In these chapters Isaiah is talking with God. In his prayer Isaiah exulted in His personal God, the One worthy of exaltation and praise. He had done marvelous things in perfect faithfulness, according to His perfect plan (25:1). God had been a refuge for the poor and needy, a shelter from the storm (25:4).
From the past, Isaiah looked into the future. “In that day” His people, Israel, will recognize their God as One who is trustworthy, the One who saved them, the One in whom they rejoice (25:9). On this mountain they will enjoy a great feast provided by God, celebrating the end of the Millennial reign of Christ.
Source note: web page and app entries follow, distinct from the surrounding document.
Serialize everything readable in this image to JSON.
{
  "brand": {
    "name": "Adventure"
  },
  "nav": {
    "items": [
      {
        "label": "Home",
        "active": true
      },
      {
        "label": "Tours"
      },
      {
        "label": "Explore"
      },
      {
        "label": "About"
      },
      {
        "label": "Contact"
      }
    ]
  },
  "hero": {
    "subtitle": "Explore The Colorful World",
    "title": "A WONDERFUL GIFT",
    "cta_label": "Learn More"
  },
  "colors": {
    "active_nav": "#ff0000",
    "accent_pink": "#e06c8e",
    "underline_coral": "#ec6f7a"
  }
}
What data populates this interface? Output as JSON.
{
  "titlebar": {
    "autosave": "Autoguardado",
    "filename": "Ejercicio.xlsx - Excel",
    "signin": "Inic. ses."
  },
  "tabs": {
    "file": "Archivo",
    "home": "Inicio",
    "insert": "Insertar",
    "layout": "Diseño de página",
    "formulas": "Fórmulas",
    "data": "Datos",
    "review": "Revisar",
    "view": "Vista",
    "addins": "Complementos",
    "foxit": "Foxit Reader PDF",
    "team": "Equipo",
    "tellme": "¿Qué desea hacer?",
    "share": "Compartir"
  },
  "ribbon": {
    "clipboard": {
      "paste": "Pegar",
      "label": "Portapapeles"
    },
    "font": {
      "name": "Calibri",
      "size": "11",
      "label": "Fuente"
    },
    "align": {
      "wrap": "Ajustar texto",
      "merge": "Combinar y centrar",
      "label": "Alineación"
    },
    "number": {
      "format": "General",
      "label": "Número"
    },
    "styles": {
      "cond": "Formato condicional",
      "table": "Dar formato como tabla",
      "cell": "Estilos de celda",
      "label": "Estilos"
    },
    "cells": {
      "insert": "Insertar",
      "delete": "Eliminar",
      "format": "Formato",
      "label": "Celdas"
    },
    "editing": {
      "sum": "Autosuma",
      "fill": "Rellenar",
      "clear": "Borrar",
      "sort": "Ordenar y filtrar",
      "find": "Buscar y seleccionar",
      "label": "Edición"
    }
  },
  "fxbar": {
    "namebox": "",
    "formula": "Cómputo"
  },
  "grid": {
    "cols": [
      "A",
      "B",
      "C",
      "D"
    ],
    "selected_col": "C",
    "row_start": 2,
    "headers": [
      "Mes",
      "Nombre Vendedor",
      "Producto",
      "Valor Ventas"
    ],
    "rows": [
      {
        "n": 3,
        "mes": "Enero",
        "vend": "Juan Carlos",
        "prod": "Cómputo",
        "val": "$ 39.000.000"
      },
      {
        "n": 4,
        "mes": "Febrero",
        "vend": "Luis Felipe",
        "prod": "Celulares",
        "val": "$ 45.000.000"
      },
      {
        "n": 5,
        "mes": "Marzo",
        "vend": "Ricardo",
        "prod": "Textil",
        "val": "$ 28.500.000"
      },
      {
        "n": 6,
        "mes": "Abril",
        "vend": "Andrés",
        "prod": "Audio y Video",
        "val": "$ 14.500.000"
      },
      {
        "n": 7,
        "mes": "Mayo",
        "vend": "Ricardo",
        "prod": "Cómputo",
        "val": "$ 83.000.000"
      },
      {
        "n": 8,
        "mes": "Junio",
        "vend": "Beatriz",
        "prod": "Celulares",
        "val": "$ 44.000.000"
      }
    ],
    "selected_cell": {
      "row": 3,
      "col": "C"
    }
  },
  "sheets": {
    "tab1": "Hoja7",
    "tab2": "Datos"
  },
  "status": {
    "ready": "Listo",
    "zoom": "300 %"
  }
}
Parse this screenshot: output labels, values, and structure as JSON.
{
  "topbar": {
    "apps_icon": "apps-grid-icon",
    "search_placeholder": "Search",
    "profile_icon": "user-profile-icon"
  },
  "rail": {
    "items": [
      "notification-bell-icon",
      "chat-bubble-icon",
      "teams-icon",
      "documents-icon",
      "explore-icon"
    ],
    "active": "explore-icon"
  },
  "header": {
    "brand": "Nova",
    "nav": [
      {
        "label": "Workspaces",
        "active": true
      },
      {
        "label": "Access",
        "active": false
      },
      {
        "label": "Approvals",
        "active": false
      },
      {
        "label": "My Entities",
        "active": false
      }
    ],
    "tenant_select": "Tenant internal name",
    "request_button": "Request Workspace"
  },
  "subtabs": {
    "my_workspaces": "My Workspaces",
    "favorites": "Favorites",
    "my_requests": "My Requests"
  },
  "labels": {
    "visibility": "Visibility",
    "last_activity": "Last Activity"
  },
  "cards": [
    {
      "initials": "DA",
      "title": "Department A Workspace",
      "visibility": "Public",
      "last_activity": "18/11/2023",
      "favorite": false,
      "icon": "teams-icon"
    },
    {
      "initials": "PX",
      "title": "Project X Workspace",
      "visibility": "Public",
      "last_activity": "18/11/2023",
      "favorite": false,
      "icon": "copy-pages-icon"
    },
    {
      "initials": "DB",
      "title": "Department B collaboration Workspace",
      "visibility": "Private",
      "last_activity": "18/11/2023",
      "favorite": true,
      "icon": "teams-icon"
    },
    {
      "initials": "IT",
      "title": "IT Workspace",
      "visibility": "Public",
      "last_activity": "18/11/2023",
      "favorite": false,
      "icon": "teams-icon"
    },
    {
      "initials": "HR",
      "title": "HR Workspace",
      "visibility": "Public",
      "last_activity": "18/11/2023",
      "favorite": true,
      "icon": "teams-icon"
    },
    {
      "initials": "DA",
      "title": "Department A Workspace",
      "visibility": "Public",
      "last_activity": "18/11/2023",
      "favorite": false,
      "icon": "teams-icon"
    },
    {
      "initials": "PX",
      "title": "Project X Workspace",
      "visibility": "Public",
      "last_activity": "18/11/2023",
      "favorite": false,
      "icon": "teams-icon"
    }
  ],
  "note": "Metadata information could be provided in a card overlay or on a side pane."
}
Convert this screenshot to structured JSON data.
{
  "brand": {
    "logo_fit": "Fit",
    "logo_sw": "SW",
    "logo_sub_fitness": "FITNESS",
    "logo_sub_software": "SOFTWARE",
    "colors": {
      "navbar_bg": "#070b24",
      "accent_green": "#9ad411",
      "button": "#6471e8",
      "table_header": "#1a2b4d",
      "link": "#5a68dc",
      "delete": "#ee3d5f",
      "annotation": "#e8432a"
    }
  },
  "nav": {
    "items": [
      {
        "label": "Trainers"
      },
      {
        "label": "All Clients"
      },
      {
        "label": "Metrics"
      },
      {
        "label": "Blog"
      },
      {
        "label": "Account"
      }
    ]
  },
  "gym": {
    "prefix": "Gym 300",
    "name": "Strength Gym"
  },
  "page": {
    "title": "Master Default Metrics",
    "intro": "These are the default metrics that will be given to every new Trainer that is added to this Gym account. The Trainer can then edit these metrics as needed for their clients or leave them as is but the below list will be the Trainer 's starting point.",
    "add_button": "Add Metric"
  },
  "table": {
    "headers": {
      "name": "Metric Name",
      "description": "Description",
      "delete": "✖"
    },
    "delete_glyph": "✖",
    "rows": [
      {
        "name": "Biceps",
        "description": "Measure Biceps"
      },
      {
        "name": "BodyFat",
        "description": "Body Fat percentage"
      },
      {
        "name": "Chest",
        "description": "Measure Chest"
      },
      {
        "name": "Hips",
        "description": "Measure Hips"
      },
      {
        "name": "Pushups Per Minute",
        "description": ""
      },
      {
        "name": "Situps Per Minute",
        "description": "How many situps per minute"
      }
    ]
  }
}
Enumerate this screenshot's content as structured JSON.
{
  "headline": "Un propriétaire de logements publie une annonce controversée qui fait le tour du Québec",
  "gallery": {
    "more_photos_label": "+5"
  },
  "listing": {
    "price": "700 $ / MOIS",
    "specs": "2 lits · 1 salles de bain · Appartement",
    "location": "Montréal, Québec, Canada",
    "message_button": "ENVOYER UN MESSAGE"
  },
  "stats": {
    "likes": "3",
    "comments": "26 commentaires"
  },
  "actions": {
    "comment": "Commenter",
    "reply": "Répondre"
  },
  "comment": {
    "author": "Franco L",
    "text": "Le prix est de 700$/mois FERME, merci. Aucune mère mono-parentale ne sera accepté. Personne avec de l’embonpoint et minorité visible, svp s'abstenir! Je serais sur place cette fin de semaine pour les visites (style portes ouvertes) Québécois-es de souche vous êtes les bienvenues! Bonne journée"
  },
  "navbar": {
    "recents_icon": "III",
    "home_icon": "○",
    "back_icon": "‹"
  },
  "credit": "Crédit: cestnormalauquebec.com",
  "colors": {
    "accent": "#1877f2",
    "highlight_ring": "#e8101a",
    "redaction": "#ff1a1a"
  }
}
Death will be swallowed up forever, and the Sovereign Lord will wipe away all tears (25:6-8).
Many of us are familiar with Isaiah’s words: “You will keep in perfect peace him [her] whose mind is steadfast, because he [she] trusts in You” (Isaiah 26:3). Isaiah was still rejoicing in his God.
All around the Israelites, nations raged. Ruthless nations. Nations whose very breath is like a storm driving against a wall! (Isaiah 25:4). Not only was God a shelter from that storm, but He shaded them from the heat – just desert heat? No, heat also from the breath of the ruthless. That conjures up a real picture in our minds of the fear with which the Israelites lived, doesn’t it? (:4).
We can only imagine what desert heat is like. Slowly taking a caravan across the hot sands, moving through a sand storm with nowhere to hide – must have had its moments of terror and panic, deeper perhaps than any anxiety we have known. Sand in the eyes and ears, gritting in their teeth; smothered in its cloud, with unbelievable heat coming in waves. This picture depicts the troubles of life, swirling around us, overwhelming us!
But then God! “You silence the uproar…as heat is reduced by the shadow of a cloud”. Isaiah is celebrating God who, with inexplicable power and precision stills the song of the ruthless (25:5), removes the shroud that covers all nations (:7) and even swallows up death (:8). Amazingly all nations – even the ruthless ones will eventually reverence God for who He is! (25:3). Let us be clear….this does not mean everyone will spend eternity in heaven. Who then will? Only those whose names are written in the Lamb’s book of life (Revelation 20:15).
“In that day” at the end of the Millennial reign, when death is cast into the lake of fire forever (Revelation 20:14), peoples of the earth will celebrate the salvation of the Lord, with joy and gladness! It is in that day that the song of peace will be sung (26:1-3).
Isaiah has just painted a picture of God for us. He is gentle and caring, a comforter of tears (:8). He is all-powerful, tearing down and building up according to His will (25:10, 26:5, 26:1). He protects His vineyard, continually watering and guarding it (Isaiah 27:2-3). He is also a God of hope, of forgiveness. Those who were perishing in Assyria, who were exiled in Egypt, will come and worship the Lord on the Holy mountain” (27:13). “In that day” judgment will fall on the ungodly. But God Himself will be a ”glorious crown….a spirit of justice….a source of strength” for the remnant of His people (28:5-6). Praise be to God!
Describe the God you worship personally. What faithful deeds make Him worthy of your praise?
How might this prayer of Isaiah’s become an example for our prayer life?
What triumphs of the Kingdom age do you look forward to?